FICO - The First Step to Owning
Choosing a lender isn't the first step in becoming a homeowner. In reality, the home buying process starts and ends with your finances. To make your goal of homeownership realized, considering your credit score is a must along with the type of loan for which you'll qualify in Miami, Florida.
A FICO score is a review of your years of credit history based on a model developed by Fair Isaac and Company. Most people traditionally have a score of 650, but scores are tiered from 300 to 850. Even though more people these days are experiencing job loss and delinquent credit cards, FICO scores aren't necessarily adjusted "on a curve." A low score is a low score and that often means you can't get credit extended to you in the form of a mortgage loan. Some of the factors in reviewing your FICO score include:
- Payment History — How often do you make late payments?
- Credit to Debt Ratio — How much do you owe versus your available credit?
- Credit Inquiries — Do you have too many open accounts?
- Types of Credit — Do you have a healthy mix of loans and credit cards?
When you pull your credit report, you'll see that you actually have three reports. Experian, Equifax and TransUnion — three of the major credit reporting agencies — use a slightly different systems to determine your credit rating. FICO is used by Experian. Equifax's model is called BEACON and TransUnion uses EMPIRICA. Because of this, you have three scores, one for each scoring model.
When you apply for a mortgage or any other loan, lenders want to make sure that extending a loan to you isn't a risk. Your FICO score gives lenders an insight into what type of borrower you'll be solely because of your credit history. You'll need a score of at least 700 to get a decent interest rate. If your score is lower, you can still qualify for a loan, but the interest accumulated in the long run could be more than double the amount of an individual with a higher FICO score.
We're used to working with all levels of credit scores. Call us at (786) 388-0110 and we can help you get on the right track to the home of your dreams.
There are plans to raise your score. Improving your FICO score takes time. It can be hard to make a large-scale change in your number with small changes, but your score can improve in a few years by keeping tabs your credit report and by using your credit wisely. The most important thing is to know your FICO score. Here are some ways you can improve your credit score:
- Correct your credit report. If you discover mistakes on your credit report, write to the bureau requesting that the item be removed. If you have a common name or the same name as a family member, you'll want to give extra care to make sure the activity reported is correct.

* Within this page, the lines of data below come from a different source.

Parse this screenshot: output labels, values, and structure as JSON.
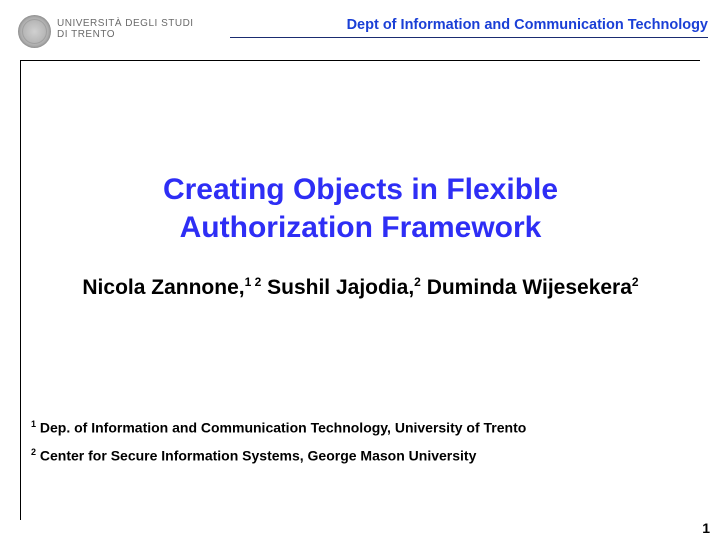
{
  "header": {
    "logo_line1": "UNIVERSITÀ DEGLI STUDI",
    "logo_line2": "DI TRENTO",
    "dept": "Dept of Information and Communication Technology"
  },
  "slide": {
    "title_line1": "Creating Objects in Flexible",
    "title_line2": "Authorization Framework",
    "author1_name": "Nicola Zannone,",
    "author1_sup": "1 2",
    "author2_name": "Sushil Jajodia,",
    "author2_sup": "2",
    "author3_name": "Duminda Wijesekera",
    "author3_sup": "2",
    "affil1_sup": "1",
    "affil1_text": " Dep. of Information and Communication Technology, University of Trento",
    "affil2_sup": "2",
    "affil2_text": " Center for Secure Information Systems, George Mason University",
    "page_number": "1"
  }
}
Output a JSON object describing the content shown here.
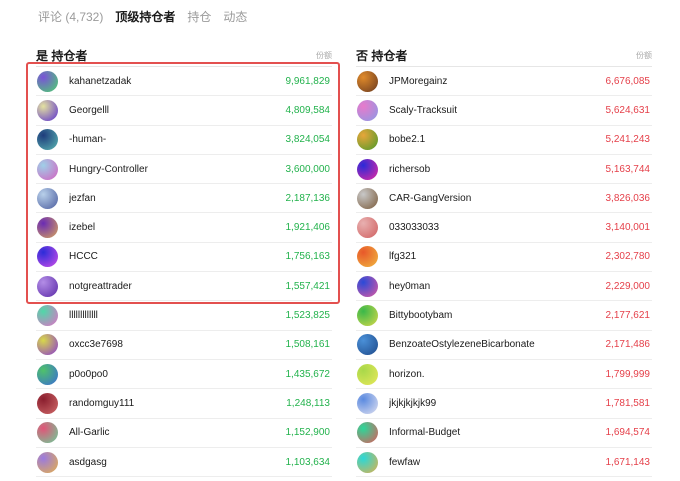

- Even out your debt. At first, this doesn't seem like a good idea. But, you want to avoid of having one card that is at the maximum and have your remaining cards at a zero balance. It's better to have each of your cards at an even balance than to have the most of your debt sitting on a single card.
- Department store cards and gas cards. For those who have non-existent credit or less-than-stellar credit, retail credit cards and gas credit cards are ways to obtain credit, increase your credit limits and keep up your payments, which will raise your credit. You must always avoid carrying a high balance for too long because these types of cards usually have a surprisingly high interest rate.
- Keep your cards in rotation. Whether you're just getting started with credit, or if you've got older cards, be sure to use your cards to make sure your accounts maintain an active status. But, pay them off in no more than two or three payments.
- Stay on top of payments. Payment history is a huge factor in your credit score. It's where people who have recently been unemployed see the biggest dip in their credit score. Yes, it takes longer to restore your credit with payment history, but it's the most reliable way to prove that you're responsible enough to make payments to a lender.
Knowing the ways you can improve your FICO score, you're one step closer to becoming a homeowner. Know that when you're ready to apply for a loan to purchase a house, you'll want to keep your credit inquiries within a two-week window to avoid a negative mark on your credit score. With the help of Delphi Investment Realty, the loan application process can be a stress-free experience so you, too, can become a homeowner.
Get more information by visiting myFICO.com, Fair Isaac's informational site and you can review all of your credit reports for free each year at annualcreditreport.com. And, for a small payment, you can get your FICO score from each bureau on their websites: equifax.com, experian.com and transunion.com.